I was one of only 2 girls in the whole of our school doing GCSE woodwork and I still have the book case I made (together with a drop leaf stationary compartment) in my house today. A women never likes to disclose her age but I will for the purpose of this blog, I left school in 1988 and prior to that had an idea that I wanted to be a cabinet maker or a joiner, all that changed when we went to visit a local organ builders, makers and restorers of church organs! Following a tour of their workshops I decided I wanted to work there but was told that I couldn’t apply as they had no female welfare facilities!
I then looked through a local college prospectus and found a 2 year Building Studies course, I think it was the photo of the roof truss that did it for me. After the first year we had work experience and I worked for a contractor on site in the quantity surveying department and decided that was what I wanted to do, and so I did.
Apart from a little bit of bullying from the boys at college my experiences in the industry have been really positive although aside from my college work experience, I have always worked for a consultant so I don’t know how I would have faired working for a contractor. I would like to think it would have been equally as positive although I know working on site whether you or male or female can be a tough environment.
It would be interesting to know how the 12% of women is made up, particularly how many of those are in the trades versus the professions.
My reflections prompted me to ask the question, what would a female’s experience be now coming into the industry and what makes them want to be in construction in the first place? Making a guest appearance on my blog this week is Nicola Butcher who I started following on twitter.
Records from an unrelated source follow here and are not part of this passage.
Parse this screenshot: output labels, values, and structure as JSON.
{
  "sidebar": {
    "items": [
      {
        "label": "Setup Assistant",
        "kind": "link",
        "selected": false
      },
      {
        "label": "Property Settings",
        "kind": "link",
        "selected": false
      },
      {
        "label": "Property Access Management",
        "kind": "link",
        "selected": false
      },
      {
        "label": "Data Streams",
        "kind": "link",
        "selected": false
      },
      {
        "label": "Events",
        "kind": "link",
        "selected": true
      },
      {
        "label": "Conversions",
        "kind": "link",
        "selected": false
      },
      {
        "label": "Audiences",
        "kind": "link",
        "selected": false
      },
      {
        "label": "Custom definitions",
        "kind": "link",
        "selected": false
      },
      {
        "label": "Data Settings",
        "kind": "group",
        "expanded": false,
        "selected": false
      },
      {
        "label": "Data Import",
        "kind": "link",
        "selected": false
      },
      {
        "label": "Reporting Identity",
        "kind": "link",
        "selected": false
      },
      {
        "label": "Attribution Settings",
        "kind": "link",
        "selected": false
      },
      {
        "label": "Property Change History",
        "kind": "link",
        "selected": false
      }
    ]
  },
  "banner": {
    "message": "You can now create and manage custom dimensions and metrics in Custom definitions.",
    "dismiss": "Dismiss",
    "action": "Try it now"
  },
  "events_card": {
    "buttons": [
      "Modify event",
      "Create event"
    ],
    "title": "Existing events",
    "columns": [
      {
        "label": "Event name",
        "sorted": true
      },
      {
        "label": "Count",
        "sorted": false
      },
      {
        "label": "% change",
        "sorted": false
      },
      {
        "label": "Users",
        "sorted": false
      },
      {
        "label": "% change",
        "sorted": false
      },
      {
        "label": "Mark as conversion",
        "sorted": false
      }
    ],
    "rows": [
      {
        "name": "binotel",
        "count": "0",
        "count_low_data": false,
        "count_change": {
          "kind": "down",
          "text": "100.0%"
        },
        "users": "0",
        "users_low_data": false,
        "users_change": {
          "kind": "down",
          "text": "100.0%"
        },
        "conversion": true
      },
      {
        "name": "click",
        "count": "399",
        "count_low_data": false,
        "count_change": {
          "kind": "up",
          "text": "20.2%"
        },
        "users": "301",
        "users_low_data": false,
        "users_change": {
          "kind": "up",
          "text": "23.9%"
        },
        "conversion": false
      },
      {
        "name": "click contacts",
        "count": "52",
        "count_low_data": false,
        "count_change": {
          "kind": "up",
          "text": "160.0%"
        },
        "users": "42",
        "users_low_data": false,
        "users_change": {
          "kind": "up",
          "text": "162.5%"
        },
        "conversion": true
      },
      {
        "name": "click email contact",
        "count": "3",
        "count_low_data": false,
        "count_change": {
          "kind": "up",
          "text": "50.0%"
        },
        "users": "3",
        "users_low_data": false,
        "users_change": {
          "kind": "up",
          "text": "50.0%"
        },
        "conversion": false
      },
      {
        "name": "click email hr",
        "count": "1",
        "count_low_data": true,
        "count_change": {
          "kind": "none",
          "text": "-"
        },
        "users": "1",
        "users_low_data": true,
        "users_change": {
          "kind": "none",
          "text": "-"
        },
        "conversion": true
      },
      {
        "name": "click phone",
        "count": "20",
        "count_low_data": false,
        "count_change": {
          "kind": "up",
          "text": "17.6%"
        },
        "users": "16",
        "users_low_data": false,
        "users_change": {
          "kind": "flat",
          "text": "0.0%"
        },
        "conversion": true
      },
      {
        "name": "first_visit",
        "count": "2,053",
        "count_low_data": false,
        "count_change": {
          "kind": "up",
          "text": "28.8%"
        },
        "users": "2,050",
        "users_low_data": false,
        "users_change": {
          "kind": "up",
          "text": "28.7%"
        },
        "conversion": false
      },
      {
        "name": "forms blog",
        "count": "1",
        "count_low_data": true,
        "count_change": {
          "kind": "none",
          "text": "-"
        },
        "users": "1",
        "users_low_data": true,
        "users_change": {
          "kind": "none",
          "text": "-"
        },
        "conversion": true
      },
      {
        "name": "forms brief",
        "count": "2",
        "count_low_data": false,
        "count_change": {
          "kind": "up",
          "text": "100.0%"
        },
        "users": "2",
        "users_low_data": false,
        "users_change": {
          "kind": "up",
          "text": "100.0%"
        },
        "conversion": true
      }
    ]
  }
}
Nicola is an 18 year old Apprentice Carpenter and I contacted her to see if she would mind answering some questions about what attracted her to work in the industry. Reading Nicola’s answers reminded me so much about me when I was younger. In her own words, ‘I’ve always been a rather practical, hands on type person, and remember doing a lot of DIY things around the house as a teenager. I built a pond in the garden at 15 as well!’
At 14 Nicola broached the subject of working in the industry to her mum who had reservations and even went for a college interview to become a beauty therapist but was turned down. She also thought about catering as an option but undertook 2 weeks work experience in carpentry and luckily was offered an apprenticeship and took it. Nicola loves what she is doing now, she has just finished carpentry and is now studying electrics and if you find her on twitter, you will see some excellent examples of her work! Again, in her own words, ‘Every day holds different opportunities for me and I have overcome many personal challenges. I love that the construction industry as a whole is becoming more accepting to females although it’s still a challenge, for guys you can walk on site and straight away you’re accepted even if you can’t do your job that well, as a girl you have to work hard-you have to do everything perfectly and prove yourself straight away. I think maybe the reason for this is although the industry as a whole’s thinking may have changed, you can’t change the thinking of people as individuals, and until we start seeing a few more women we won’t be able to change things’.
Finally, in answer to my question would she recommend it as a career, Nicola’s response was, ‘I would definitely recommend it as a career, you have to be determined and seemingly without weakness, but it is possible! Definitely for women there is a market out there and it’s a great career’.
Wise words from Nicola. This also links in to a book I’m reading at the moment by Sheryl Sandberg, COO of Facebook, in ‘Lean In – Women, Work and the Will To Lead’ Sheryl makes reference to a 2011 McKinsey report in the US which noted that, ‘men are promoted based on potential, while women are promoted based on past accomplishments’.
Whether you are male or female, work should be about doing something you love and my utopia is that we all find roles we feel passionately about because we spend so long doing it! We definitely need to do more to spread the word in schools to encourage more young women into the industry and also change the perception that to compete with the boys we cannot show weakness and we have to be perfect.
I know there is a big push in general to attract young people into the industry and having recently been selected as an RICS Regional Board Member and a regional committee member for the Construction Industry Council I will be doing my best to spread the word about the cracking jobs for the girls in our industry.